American attention is suddenly focused like a laser not on squabbles over the domestic economy, which in context seem almost parochial, but on a genuine constitutional crisis in Russia that threatens to increase world instability.
President Boris N. Yeltsin's fight to retain power or, as he would put it, to preserve democracy is a struggle that far transcends the boundaries of his huge country. It is a political battle with global implications for nuclear arms control or proliferation, for free markets or command economies, for national cohesion or further unraveling into the ethnic-religious-ideological rivalries that have erupted with the end of the Cold War.
In this struggle, U.S. self-interest clearly lies in measured support for Mr. Yeltsin. He, more than any other figure on the Moscow scene, has a legitimacy anchored in democratic election to office -- the only popularly chosen leader in 1,000 years of Russian history. Yet this is a showdown whose outcome only Russians will determine. And for this reason, the Clinton administration has to be prepared to deal with whomever emerges out a bewildering array of parliamentary maneuvers, command decrees, court decisions and -- with luck -- a popular referendum on April 25.
It could be that Mr. Yeltsin (assuming he does not prevail) will be succeeded by a leader who is able to cooperate with Washington as easily as he himself replaced the one-time U.S. favorite, Mikhail S. Gorbachev. But this is something President Clinton cannot take for granted. There are xenophobic, regressive, nationalist, communist forces loose in Russia that could form a government distinctly more hostile not only to the United States but to neighboring former Soviet republics with nuclear weapons stocks and Russian minorities. Thus, the seeds of conflict or downright catastrophe are present.
Given this threat, given Mr. Clinton's own hopes for U.S. economic revival in a genuine peacetime economy, the United States has a real stake in Mr. Yeltsin's survival. To that end, the administration must assume world leadership in a credible economic assistance program symbolized by the scheduled Clinton-Yeltsin summit in early April.

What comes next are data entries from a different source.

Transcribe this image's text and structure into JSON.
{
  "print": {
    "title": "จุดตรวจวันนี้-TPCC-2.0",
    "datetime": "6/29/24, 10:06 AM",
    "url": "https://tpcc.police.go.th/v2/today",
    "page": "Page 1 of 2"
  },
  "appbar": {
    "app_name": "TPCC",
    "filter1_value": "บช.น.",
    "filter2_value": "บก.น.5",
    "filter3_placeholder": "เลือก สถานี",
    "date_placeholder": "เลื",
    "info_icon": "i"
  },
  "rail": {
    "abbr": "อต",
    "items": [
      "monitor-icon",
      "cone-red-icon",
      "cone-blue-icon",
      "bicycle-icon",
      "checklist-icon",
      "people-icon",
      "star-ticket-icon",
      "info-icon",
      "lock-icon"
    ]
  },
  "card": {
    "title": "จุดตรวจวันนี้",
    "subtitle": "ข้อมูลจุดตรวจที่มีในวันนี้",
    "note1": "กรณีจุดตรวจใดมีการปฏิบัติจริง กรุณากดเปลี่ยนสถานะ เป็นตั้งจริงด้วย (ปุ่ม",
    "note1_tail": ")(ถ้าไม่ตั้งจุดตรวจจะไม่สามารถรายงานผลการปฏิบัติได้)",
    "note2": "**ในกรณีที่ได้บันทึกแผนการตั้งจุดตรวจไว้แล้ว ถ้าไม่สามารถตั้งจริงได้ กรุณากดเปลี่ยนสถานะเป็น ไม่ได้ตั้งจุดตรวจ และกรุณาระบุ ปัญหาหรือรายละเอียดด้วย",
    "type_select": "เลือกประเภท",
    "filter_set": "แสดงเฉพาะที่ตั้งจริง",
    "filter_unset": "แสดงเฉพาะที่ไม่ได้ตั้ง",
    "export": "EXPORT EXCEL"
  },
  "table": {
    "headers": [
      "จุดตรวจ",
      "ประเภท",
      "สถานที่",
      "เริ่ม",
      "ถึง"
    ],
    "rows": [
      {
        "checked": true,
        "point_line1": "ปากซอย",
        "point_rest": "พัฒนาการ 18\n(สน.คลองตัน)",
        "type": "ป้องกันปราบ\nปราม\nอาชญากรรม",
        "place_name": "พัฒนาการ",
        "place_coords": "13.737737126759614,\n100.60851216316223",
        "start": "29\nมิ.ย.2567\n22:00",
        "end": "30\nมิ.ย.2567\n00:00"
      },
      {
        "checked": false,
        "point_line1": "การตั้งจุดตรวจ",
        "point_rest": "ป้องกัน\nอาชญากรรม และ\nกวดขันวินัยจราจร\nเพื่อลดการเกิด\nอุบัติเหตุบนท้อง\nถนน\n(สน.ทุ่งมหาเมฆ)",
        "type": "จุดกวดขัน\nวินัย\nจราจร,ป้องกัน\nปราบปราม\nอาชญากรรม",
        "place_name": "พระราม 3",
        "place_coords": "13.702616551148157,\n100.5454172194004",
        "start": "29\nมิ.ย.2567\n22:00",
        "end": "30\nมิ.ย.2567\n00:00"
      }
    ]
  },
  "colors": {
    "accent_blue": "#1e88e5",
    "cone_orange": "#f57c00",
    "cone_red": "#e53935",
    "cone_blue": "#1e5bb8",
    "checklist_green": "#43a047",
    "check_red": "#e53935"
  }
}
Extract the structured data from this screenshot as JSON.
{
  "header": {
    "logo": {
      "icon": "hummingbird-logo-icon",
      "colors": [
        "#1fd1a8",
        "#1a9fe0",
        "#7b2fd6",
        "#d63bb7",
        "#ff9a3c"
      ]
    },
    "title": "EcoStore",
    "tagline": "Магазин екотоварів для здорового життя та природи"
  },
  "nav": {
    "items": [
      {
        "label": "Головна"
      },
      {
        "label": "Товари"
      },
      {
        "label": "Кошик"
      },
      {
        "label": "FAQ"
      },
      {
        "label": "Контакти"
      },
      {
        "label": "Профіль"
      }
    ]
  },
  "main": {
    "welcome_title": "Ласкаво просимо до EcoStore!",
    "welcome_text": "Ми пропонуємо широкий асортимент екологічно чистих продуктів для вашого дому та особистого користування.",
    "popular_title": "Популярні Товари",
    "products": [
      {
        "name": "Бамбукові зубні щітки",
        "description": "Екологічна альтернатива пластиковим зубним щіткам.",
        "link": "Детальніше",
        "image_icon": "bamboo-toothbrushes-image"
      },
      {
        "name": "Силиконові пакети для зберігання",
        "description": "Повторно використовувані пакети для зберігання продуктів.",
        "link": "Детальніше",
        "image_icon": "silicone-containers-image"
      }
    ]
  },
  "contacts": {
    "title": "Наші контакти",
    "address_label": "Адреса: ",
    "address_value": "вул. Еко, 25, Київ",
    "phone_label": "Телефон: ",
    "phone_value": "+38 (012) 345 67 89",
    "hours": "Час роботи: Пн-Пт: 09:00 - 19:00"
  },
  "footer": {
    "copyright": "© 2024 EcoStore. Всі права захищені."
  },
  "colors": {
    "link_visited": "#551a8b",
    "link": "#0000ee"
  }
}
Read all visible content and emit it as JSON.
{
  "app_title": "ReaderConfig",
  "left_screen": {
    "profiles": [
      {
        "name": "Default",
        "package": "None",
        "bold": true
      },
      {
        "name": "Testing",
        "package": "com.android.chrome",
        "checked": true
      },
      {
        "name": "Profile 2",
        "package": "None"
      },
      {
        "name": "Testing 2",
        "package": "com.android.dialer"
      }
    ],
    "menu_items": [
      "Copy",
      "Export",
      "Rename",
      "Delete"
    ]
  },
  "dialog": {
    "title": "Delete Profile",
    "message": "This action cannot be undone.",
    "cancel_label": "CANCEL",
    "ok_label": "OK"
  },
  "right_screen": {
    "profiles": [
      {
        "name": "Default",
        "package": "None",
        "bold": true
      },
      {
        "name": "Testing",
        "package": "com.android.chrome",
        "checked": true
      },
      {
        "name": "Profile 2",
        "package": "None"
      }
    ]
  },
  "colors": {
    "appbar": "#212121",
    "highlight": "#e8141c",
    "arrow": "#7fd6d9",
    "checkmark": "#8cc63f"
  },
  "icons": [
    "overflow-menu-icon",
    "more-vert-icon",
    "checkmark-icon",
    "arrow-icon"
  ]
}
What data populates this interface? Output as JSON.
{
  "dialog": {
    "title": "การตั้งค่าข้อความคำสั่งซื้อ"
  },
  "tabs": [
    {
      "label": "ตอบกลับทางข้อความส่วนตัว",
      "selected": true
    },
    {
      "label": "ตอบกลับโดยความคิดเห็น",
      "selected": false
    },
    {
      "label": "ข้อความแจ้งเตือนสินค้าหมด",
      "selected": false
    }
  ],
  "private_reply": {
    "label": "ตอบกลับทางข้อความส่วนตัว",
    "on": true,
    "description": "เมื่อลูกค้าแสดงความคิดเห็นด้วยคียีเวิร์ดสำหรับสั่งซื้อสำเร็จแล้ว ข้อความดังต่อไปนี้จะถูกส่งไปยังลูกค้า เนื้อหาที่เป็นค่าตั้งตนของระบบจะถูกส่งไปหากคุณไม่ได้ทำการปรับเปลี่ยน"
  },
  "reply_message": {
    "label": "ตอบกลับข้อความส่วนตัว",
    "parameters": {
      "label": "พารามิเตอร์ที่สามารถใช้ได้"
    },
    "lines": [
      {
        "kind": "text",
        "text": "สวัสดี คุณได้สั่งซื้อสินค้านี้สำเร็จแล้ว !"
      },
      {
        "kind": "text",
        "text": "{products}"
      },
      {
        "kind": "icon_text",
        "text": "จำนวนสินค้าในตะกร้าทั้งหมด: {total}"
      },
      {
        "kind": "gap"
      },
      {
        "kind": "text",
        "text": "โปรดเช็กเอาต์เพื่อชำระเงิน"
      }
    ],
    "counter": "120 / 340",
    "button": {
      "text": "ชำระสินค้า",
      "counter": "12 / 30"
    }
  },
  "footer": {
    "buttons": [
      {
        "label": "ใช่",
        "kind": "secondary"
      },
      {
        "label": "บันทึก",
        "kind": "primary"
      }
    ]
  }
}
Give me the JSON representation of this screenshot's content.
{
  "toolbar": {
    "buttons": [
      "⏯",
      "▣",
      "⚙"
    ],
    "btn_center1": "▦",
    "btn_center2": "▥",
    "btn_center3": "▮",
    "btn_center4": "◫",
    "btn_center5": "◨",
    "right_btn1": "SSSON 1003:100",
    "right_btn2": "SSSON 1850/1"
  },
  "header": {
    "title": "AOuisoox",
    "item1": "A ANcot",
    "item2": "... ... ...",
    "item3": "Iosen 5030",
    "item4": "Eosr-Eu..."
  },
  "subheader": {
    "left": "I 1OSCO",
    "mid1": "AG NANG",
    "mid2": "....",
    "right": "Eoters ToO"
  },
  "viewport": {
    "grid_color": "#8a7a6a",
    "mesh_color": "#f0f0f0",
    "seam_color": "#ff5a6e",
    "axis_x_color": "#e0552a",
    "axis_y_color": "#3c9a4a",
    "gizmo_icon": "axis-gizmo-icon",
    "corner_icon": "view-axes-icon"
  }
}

This could be a defining moment in the new American president's entry on the global stage. It will require all the vision and courage he can muster, not just in pursuit of strategic objectives but in enhancing his image at home, where his foreign policy record, until now, has been decidedly mixed.